__The task__. The string "JSON" may appear on lines of the entries below; report how many such lines there are, and only that.

__Data supplied__.
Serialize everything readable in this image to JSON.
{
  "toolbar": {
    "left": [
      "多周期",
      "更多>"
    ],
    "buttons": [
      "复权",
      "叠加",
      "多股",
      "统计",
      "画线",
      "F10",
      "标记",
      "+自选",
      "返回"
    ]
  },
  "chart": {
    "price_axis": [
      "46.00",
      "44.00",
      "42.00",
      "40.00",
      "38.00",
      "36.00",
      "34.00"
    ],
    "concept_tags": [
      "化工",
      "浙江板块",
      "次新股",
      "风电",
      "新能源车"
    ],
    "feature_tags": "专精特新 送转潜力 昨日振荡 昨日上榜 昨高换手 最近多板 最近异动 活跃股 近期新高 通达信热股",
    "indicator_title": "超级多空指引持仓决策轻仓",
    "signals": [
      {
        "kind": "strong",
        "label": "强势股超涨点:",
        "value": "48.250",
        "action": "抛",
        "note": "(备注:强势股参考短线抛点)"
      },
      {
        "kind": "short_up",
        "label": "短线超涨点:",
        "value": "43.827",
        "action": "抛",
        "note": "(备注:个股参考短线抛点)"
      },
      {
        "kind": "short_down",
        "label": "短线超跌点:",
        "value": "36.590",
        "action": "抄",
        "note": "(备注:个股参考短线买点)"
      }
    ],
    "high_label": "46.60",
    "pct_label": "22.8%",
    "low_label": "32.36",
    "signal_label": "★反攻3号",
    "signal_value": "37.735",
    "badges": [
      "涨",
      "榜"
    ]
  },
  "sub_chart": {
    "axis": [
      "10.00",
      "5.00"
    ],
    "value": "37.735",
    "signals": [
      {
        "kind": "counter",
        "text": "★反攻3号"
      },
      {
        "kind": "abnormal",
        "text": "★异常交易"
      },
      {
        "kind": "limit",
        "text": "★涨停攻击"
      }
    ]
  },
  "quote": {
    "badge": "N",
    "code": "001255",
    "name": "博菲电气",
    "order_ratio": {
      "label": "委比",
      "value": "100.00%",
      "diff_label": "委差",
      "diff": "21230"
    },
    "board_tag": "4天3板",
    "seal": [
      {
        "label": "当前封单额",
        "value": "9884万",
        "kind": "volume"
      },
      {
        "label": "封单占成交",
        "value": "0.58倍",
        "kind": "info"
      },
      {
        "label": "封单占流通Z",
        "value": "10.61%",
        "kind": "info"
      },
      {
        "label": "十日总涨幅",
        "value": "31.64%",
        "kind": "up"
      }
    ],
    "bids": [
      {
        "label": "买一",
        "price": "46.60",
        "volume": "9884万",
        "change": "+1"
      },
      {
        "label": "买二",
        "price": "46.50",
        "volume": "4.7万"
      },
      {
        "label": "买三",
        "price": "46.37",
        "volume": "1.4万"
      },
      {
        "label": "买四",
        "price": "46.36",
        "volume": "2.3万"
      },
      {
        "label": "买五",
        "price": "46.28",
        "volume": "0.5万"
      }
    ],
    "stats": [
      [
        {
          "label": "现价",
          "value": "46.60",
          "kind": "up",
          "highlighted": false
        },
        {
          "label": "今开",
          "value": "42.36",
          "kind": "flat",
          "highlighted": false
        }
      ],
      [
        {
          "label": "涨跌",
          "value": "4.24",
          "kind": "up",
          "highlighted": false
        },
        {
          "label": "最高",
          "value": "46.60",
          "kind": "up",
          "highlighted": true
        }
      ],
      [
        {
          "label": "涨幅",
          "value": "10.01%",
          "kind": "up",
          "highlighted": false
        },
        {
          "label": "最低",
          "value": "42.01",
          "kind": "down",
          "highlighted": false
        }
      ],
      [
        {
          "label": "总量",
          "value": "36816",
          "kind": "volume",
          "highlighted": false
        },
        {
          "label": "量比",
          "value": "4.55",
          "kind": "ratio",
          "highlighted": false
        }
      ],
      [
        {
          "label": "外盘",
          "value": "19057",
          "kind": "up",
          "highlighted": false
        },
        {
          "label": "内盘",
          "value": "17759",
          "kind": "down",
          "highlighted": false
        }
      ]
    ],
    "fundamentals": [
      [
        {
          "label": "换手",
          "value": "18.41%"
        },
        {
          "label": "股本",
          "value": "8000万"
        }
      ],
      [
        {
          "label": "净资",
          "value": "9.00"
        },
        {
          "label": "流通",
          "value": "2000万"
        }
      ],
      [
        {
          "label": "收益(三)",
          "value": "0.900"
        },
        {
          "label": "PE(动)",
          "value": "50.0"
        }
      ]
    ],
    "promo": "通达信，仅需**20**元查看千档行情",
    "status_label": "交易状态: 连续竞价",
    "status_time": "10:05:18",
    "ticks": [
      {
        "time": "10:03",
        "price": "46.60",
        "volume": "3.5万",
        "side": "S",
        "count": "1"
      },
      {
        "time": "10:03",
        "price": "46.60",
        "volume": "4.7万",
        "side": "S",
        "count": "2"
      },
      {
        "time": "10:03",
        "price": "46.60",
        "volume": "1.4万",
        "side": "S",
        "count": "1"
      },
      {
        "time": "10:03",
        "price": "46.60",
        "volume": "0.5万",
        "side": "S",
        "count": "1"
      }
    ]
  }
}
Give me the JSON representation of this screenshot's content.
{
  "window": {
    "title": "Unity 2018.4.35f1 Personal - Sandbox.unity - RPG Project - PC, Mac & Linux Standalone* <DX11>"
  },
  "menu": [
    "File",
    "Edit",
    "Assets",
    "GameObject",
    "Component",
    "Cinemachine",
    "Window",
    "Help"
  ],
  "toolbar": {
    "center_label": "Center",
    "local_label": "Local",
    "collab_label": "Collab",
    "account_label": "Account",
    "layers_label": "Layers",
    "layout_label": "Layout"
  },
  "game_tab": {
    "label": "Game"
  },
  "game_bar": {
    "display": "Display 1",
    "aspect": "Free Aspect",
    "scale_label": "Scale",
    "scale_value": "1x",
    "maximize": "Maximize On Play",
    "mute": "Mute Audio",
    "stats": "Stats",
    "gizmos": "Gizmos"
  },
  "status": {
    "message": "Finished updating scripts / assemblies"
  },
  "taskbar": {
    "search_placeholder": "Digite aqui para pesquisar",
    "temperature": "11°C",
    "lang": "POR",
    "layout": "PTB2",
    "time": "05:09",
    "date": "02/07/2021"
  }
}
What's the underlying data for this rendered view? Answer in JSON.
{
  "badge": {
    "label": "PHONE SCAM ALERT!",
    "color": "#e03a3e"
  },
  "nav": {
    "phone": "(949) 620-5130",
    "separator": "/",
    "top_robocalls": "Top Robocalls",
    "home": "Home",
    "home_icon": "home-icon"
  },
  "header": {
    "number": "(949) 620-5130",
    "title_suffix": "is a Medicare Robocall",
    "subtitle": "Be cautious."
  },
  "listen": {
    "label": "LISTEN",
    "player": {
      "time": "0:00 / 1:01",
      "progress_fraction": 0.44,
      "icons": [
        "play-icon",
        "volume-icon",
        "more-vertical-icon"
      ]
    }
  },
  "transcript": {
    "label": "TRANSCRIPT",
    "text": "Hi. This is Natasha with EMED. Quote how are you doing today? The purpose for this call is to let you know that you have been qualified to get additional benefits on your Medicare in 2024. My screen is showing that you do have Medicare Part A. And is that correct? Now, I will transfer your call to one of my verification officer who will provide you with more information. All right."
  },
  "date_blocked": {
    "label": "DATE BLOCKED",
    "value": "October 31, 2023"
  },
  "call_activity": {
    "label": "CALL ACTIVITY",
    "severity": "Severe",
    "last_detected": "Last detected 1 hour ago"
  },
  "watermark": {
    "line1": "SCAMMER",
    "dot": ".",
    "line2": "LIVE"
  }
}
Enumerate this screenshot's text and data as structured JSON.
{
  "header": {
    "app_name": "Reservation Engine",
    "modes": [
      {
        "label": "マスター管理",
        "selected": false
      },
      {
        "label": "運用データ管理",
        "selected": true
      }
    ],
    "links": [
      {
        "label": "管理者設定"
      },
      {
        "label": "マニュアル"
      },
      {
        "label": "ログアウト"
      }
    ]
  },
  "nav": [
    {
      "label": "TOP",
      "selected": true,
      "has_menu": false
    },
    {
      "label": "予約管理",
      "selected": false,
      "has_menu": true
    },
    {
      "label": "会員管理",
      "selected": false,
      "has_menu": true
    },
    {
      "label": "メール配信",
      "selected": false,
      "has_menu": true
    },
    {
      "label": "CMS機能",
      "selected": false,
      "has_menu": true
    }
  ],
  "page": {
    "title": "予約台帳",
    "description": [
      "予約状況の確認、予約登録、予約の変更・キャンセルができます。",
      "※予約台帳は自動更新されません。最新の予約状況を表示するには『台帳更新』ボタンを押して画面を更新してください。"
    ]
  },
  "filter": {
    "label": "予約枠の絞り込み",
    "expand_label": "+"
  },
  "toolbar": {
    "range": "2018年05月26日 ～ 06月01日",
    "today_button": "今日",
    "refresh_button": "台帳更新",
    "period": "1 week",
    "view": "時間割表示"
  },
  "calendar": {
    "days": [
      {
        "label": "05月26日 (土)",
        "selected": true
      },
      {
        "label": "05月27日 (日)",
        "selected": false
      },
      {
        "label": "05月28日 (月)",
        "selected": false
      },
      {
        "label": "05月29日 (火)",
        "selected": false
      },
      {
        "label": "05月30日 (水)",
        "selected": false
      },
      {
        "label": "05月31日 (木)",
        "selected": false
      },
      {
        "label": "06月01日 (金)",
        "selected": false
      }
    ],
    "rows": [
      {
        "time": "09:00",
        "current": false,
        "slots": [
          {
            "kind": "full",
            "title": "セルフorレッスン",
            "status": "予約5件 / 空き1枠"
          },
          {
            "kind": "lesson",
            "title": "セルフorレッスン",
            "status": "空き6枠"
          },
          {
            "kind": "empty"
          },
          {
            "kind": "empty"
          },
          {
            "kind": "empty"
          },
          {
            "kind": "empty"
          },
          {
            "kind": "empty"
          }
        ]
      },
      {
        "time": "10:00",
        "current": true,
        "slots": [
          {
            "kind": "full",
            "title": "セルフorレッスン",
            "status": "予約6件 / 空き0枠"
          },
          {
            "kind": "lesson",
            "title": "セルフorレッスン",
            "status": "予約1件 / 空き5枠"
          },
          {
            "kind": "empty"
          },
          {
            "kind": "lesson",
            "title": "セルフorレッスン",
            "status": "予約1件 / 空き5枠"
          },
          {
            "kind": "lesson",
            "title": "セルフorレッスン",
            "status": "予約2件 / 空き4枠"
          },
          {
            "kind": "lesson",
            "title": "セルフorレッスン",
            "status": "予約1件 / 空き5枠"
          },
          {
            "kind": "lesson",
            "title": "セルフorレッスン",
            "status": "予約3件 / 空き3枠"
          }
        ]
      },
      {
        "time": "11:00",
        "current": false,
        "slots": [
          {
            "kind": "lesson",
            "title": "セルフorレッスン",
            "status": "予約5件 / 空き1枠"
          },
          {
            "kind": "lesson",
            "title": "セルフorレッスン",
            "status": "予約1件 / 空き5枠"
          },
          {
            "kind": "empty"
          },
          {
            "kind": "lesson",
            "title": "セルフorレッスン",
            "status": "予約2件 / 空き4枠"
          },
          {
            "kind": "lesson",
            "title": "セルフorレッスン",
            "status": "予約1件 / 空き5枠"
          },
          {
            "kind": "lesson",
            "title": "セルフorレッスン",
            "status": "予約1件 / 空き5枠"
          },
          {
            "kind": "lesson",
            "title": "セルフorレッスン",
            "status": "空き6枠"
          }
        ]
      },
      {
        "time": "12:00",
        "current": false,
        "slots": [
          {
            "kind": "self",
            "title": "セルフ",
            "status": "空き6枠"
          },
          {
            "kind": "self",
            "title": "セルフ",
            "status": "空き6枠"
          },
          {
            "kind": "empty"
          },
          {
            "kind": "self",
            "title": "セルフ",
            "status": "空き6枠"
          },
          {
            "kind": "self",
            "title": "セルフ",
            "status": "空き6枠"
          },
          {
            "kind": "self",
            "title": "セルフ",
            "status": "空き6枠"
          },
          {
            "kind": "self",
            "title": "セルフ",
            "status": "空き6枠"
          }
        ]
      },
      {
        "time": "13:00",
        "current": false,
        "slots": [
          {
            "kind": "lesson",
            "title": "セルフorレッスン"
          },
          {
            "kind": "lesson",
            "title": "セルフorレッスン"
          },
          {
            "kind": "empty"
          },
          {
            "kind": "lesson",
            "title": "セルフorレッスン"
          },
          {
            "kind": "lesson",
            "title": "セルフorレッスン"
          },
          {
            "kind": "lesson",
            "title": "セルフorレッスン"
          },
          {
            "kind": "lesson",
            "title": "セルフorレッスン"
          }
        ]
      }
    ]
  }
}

__Your response__. 4